● Exercise material:
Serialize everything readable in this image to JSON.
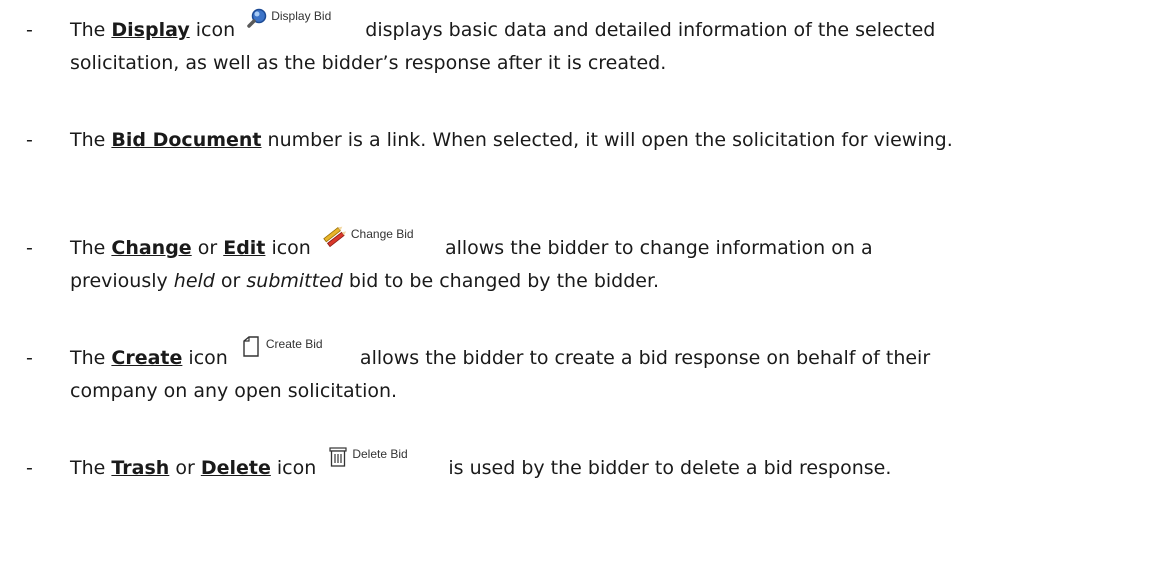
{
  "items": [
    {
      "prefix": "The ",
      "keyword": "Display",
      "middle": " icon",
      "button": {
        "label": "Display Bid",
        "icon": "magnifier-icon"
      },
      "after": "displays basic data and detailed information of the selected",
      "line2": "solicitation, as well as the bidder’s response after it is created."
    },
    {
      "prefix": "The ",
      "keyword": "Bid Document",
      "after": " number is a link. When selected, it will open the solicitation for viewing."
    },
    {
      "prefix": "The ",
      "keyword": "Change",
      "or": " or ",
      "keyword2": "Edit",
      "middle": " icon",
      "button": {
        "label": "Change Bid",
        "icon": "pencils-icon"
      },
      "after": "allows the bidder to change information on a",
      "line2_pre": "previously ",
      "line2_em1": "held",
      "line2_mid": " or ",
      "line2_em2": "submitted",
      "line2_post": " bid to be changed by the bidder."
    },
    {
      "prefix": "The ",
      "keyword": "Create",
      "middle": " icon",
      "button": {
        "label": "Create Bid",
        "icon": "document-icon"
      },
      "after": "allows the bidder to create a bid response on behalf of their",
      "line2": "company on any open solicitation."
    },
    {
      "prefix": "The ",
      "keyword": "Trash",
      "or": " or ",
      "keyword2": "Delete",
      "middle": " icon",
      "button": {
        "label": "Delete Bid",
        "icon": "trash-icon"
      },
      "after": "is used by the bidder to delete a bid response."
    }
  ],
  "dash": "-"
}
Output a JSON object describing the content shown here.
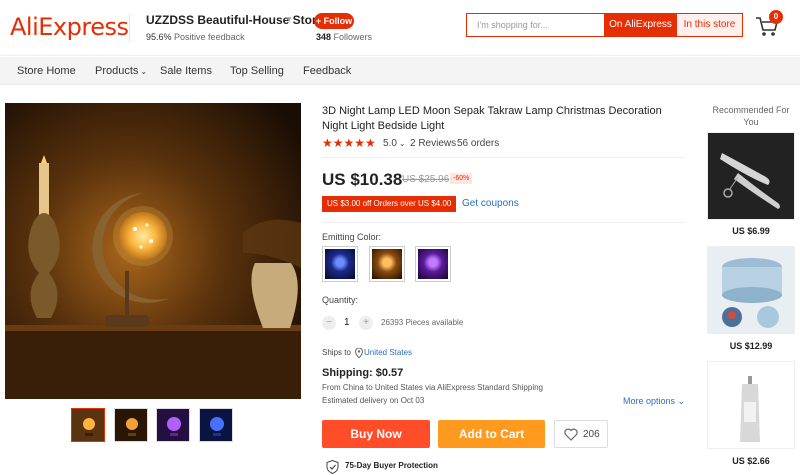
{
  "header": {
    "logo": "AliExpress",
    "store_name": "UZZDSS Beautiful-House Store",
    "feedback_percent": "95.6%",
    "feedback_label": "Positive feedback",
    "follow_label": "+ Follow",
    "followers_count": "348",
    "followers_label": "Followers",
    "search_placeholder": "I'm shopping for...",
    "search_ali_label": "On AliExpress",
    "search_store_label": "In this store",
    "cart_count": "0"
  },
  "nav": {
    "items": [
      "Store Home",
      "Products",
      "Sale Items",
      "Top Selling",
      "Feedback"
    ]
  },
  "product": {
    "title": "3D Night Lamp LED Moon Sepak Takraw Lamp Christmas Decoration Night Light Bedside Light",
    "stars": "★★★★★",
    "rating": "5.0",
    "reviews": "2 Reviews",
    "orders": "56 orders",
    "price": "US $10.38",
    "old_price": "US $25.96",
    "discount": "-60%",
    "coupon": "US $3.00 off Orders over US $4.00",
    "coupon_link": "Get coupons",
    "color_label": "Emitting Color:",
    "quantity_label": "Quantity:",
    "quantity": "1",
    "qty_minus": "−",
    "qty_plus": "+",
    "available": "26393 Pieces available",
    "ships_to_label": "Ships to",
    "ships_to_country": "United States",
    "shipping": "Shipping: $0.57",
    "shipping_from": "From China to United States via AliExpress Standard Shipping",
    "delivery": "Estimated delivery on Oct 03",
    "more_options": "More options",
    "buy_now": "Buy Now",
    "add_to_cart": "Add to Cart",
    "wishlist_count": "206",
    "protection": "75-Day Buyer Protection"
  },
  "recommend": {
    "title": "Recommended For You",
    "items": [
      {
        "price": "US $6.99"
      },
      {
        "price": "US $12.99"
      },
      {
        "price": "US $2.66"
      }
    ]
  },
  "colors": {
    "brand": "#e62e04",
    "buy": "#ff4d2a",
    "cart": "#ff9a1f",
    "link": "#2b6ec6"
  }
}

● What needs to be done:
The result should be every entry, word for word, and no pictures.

● Answer box:
Serialize everything readable in this image to JSON.
{
  "items": [
    {
      "prefix": "The ",
      "keyword": "Display",
      "middle": " icon",
      "button": {
        "label": "Display Bid",
        "icon": "magnifier-icon"
      },
      "after": "displays basic data and detailed information of the selected",
      "line2": "solicitation, as well as the bidder’s response after it is created."
    },
    {
      "prefix": "The ",
      "keyword": "Bid Document",
      "after": " number is a link. When selected, it will open the solicitation for viewing."
    },
    {
      "prefix": "The ",
      "keyword": "Change",
      "or": " or ",
      "keyword2": "Edit",
      "middle": " icon",
      "button": {
        "label": "Change Bid",
        "icon": "pencils-icon"
      },
      "after": "allows the bidder to change information on a",
      "line2_pre": "previously ",
      "line2_em1": "held",
      "line2_mid": " or ",
      "line2_em2": "submitted",
      "line2_post": " bid to be changed by the bidder."
    },
    {
      "prefix": "The ",
      "keyword": "Create",
      "middle": " icon",
      "button": {
        "label": "Create Bid",
        "icon": "document-icon"
      },
      "after": "allows the bidder to create a bid response on behalf of their",
      "line2": "company on any open solicitation."
    },
    {
      "prefix": "The ",
      "keyword": "Trash",
      "or": " or ",
      "keyword2": "Delete",
      "middle": " icon",
      "button": {
        "label": "Delete Bid",
        "icon": "trash-icon"
      },
      "after": "is used by the bidder to delete a bid response."
    }
  ],
  "dash": "-"
}
Output a JSON object describing the content shown here.
{
  "header": {
    "logo": "AliExpress",
    "store_name": "UZZDSS Beautiful-House Store",
    "feedback_percent": "95.6%",
    "feedback_label": "Positive feedback",
    "follow_label": "+ Follow",
    "followers_count": "348",
    "followers_label": "Followers",
    "search_placeholder": "I'm shopping for...",
    "search_ali_label": "On AliExpress",
    "search_store_label": "In this store",
    "cart_count": "0"
  },
  "nav": {
    "items": [
      "Store Home",
      "Products",
      "Sale Items",
      "Top Selling",
      "Feedback"
    ]
  },
  "product": {
    "title": "3D Night Lamp LED Moon Sepak Takraw Lamp Christmas Decoration Night Light Bedside Light",
    "stars": "★★★★★",
    "rating": "5.0",
    "reviews": "2 Reviews",
    "orders": "56 orders",
    "price": "US $10.38",
    "old_price": "US $25.96",
    "discount": "-60%",
    "coupon": "US $3.00 off Orders over US $4.00",
    "coupon_link": "Get coupons",
    "color_label": "Emitting Color:",
    "quantity_label": "Quantity:",
    "quantity": "1",
    "qty_minus": "−",
    "qty_plus": "+",
    "available": "26393 Pieces available",
    "ships_to_label": "Ships to",
    "ships_to_country": "United States",
    "shipping": "Shipping: $0.57",
    "shipping_from": "From China to United States via AliExpress Standard Shipping",
    "delivery": "Estimated delivery on Oct 03",
    "more_options": "More options",
    "buy_now": "Buy Now",
    "add_to_cart": "Add to Cart",
    "wishlist_count": "206",
    "protection": "75-Day Buyer Protection"
  },
  "recommend": {
    "title": "Recommended For You",
    "items": [
      {
        "price": "US $6.99"
      },
      {
        "price": "US $12.99"
      },
      {
        "price": "US $2.66"
      }
    ]
  },
  "colors": {
    "brand": "#e62e04",
    "buy": "#ff4d2a",
    "cart": "#ff9a1f",
    "link": "#2b6ec6"
  }
}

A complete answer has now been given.